While Top Chef finalist Gregory Gourdet was growing up — before he thought about cooking personally, let alone professionally — Sundays usually involved a Haitian feast. His mother, who worked two jobs, would spend most of the weekend cooking, until his immediate family and various extended relatives would sit down for chicken in creole sauce, rice and beans, and plantains. “I didn’t start cooking until I left home, but when I trace back to my beginning, where food and memories start, it comes back to Haitian food,” Gourdet says.
Since those days, Gourdet has cooked a lot of food that is not Haitian: He spent years working for various Jean-Georges restaurants, which involved quite a bit of French technique. In his almost 10 years at Departure, the sky-high downtown restaurant within the Nines hotel, he tackled various Asian cuisines, from sashimi to Thai curries to seasonal Peking duck. But over the last few years, Gourdet has slowly re-acquainted himself with the world of Haitian cooking — and he’s decided he wants to take things to the next level.
As Portland Monthly first reported, Gourdet will open his own restaurant, incorporating the distinctive, global style he’s fine-tuned at Departure, as well as his personal interpretation of Haitian cooking.
Although Gourdet has been searching for a restaurant space for eight months, the chef is still very early in the restaurant opening process. The chef still hasn’t landed on an actual location, ideally one with room for 60 seats and a wood-fired kitchen. “In a perfect world, it’d be a freestanding building, something old Portland,” Gourdet says. “A lot of these new restaurants are in mixed-use buildings, and considering what happened with Mama Bird, that’s something to consider, unfortunately.” The unnamed restaurant may open as early as late 2020, but Gourdet isn’t necessarily confident the space will open by then; according to the chef, it’s more likely diners will be able to visit in early 2021. And no, Gourdet hasn’t landed on a name yet — he’s between two.

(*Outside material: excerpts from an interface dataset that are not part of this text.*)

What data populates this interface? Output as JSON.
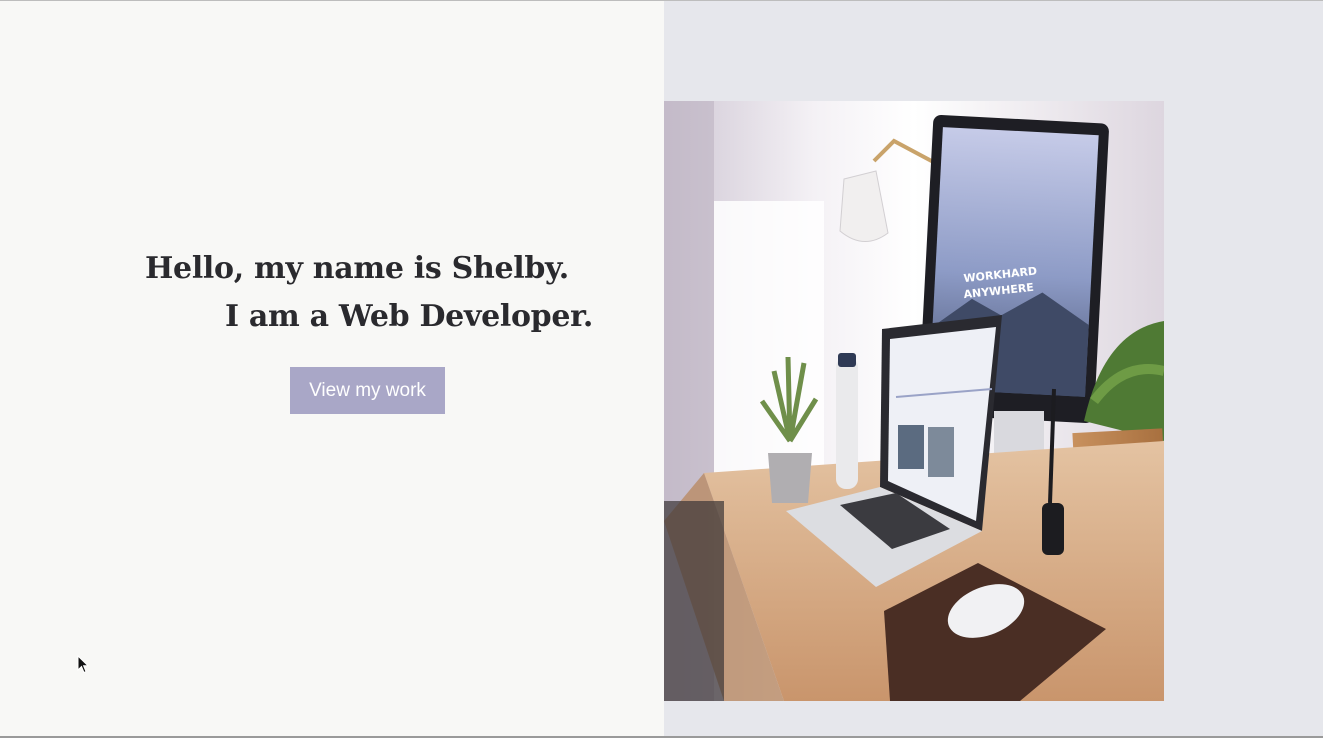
{
  "hero": {
    "greeting": "Hello, my name is Shelby.",
    "role": "I am a Web Developer.",
    "cta_label": "View my work"
  },
  "photo": {
    "monitor_text_line1": "WORKHARD",
    "monitor_text_line2": "ANYWHERE"
  },
  "colors": {
    "left_bg": "#f8f8f6",
    "right_bg": "#e6e7ec",
    "button_bg": "#a9a7c7",
    "text": "#2a2a2e"
  }
}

Still, he’s already begun playing around with menu ideas. Some dishes will be versions of things he ate growing up, like chicken legs in creole sauce. He’ll also take classic Haitian flavors and create new dishes with them, like a whole duck with a smoked chile marinade and plantain flour crepes. “For me to go back to [Haitian] food, I really want to start from a place of tradition and respect,” he says. “At the same time, I want to be inspired by the flavors and create new things.” Some dishes won’t have a Haitian influence, instead pulling from Asian countries or the wood-fired foundations of the restaurant. “I really want to play around with what we can do with a wood fire... smoking coconuts, smoking bananas,” he says. And although the chef is a big proponent of the contemporary sobriety movement, he says his restaurant will have a great bar — plus, a long list of non-alcoholic drinks.
For now, Gourdet remains at Departure until the end of the year, leaving his role as executive chef and staying on as a culinary director. His cookbook should come out in 2021, as well, so Gourdet fans should get excited — it seems like the next decade will be a big one.
• Departure [Official]
• Gregory Gourdet [Top Chef]
• Star Chef Gregory Gourdet Will Open His Own Restaurant in 2020 … At Last [Portland Monthly]
• Sober and still cool: Celebrity chefs buck addiction to lead wellness movement [USA Today]
• Previous Gregory Gourdet coverage [EPDX]